A few weeks ago, I selected a WordPress theme based on a few factors important to my workflow:
- Support for multiple post-types
- Strong semantic HTML
- Bootstrap framework (for syntax portability in design)
- Active development anchored with Git
At the time I published this article, the not-named theme is not live but I’m ensuring that I’m deploying its basic framework using best practices, i.e. creating a WordPress child theme. After that’s done, I’ll proceed with the website redesign.
Why use a child theme?
WordPress allows you to install a theme from anywhere and you are allowed make modifications as you wish, in any method you see fit. However, as the adage goes, just because you can doesn’t mean you should. I was mainly concerned with theme updates and how changes by the original author would affect modifications by me.

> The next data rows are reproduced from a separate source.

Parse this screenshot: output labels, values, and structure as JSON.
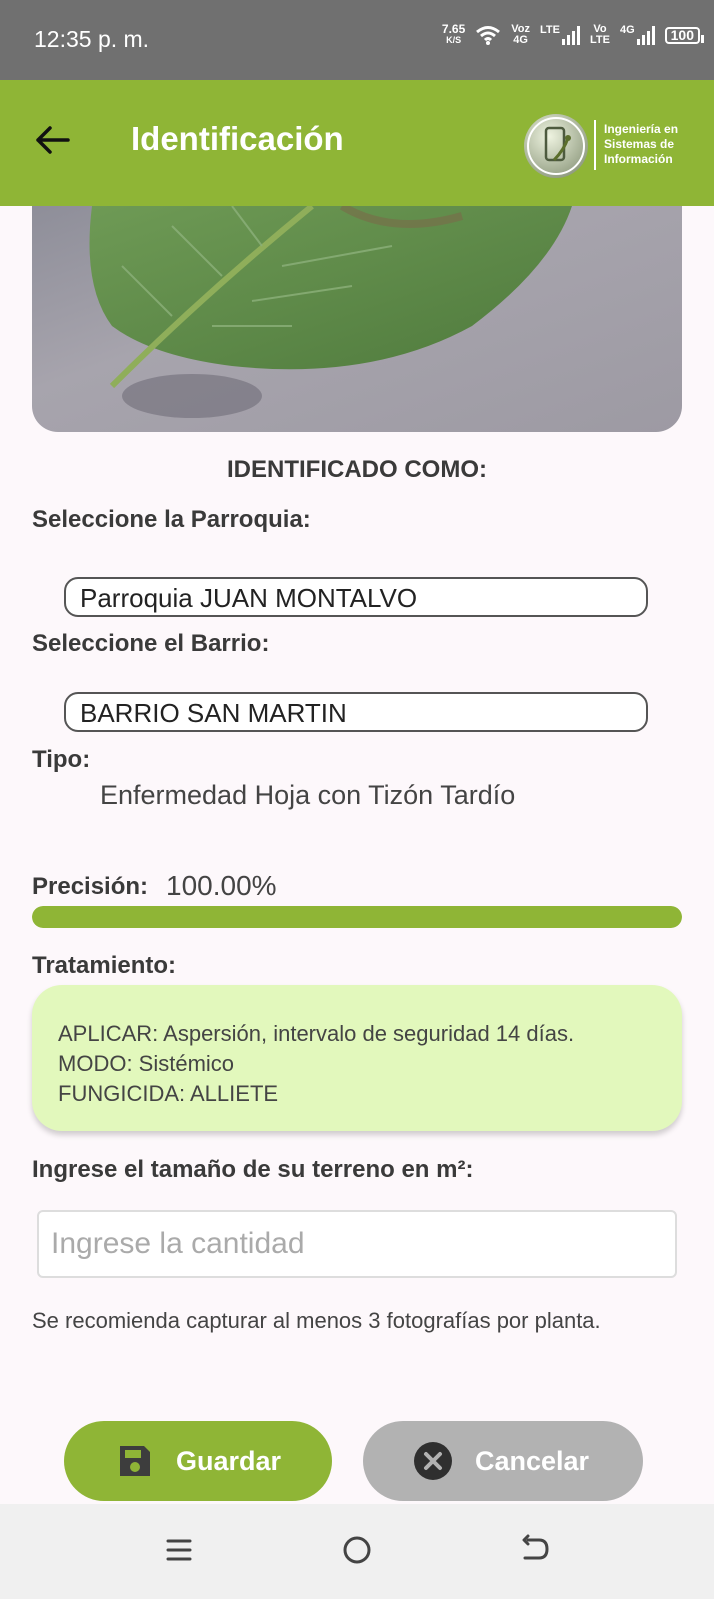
{
  "status_bar": {
    "time": "12:35 p. m.",
    "speed_value": "7.65",
    "speed_unit": "K/S",
    "voz_top": "Voz",
    "voz_bottom": "4G",
    "lte_label": "LTE",
    "vo_top": "Vo",
    "vo_bottom": "LTE",
    "net_label": "4G",
    "battery": "100",
    "icons": [
      "wifi-icon",
      "signal-icon",
      "battery-icon"
    ]
  },
  "app_bar": {
    "title": "Identificación",
    "back_icon": "arrow-left-icon",
    "logo_line1": "Ingeniería en",
    "logo_line2": "Sistemas de",
    "logo_line3": "Información"
  },
  "result": {
    "title": "IDENTIFICADO COMO:",
    "parroquia_label": "Seleccione la Parroquia:",
    "parroquia_value": "Parroquia JUAN MONTALVO",
    "barrio_label": "Seleccione el Barrio:",
    "barrio_value": "BARRIO SAN MARTIN",
    "tipo_label": "Tipo:",
    "tipo_value": "Enfermedad Hoja con Tizón Tardío",
    "precision_label": "Precisión:",
    "precision_value": "100.00%",
    "precision_fraction": 1.0,
    "tratamiento_label": "Tratamiento:",
    "tratamiento_lines": [
      "APLICAR: Aspersión, intervalo de seguridad 14 días.",
      "MODO: Sistémico",
      "FUNGICIDA: ALLIETE"
    ]
  },
  "terrain": {
    "label": "Ingrese el tamaño de su terreno en m²:",
    "placeholder": "Ingrese la cantidad",
    "value": "",
    "hint": "Se recomienda capturar al menos 3 fotografías por planta."
  },
  "actions": {
    "save_label": "Guardar",
    "save_icon": "save-icon",
    "cancel_label": "Cancelar",
    "cancel_icon": "close-circle-icon"
  },
  "colors": {
    "accent": "#8fb536",
    "status_bar": "#707070",
    "treatment_bg": "#e2f8bc",
    "cancel_bg": "#b2b2b2"
  },
  "nav_bar": {
    "icons": [
      "menu-icon",
      "home-icon",
      "back-icon"
    ]
  }
}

Whenever you use an authored theme/template for any content management system, there most certainly will be updates released over time that address broken functionality, security issues, and feature enhancements. How you choose to make customizations to your website theme will ultimately affect how well (or poorly) your upgrade will happen. For example, if you dive right into the
style.css file that is included with your WordPress theme, changes you make will be overwritten if you install any update from the original author.
With that in mind, child themes work well because you can, in most cases, keep your own custom tweaks to a WordPress theme when a theme update is installed. How is that possible? A child theme is a separate directory in
wp-content/themes/ that contains overrides to the original theme you are using. Normally, this new directory will contain only a
functions.php file. WordPress will first check your
functions.php and use original theme’s code to render the website, while pulling in your
style.css overrides on top of the original theme’s CSS.
For reference on how to do this yourself, check out the Smashing Magazine how-to article.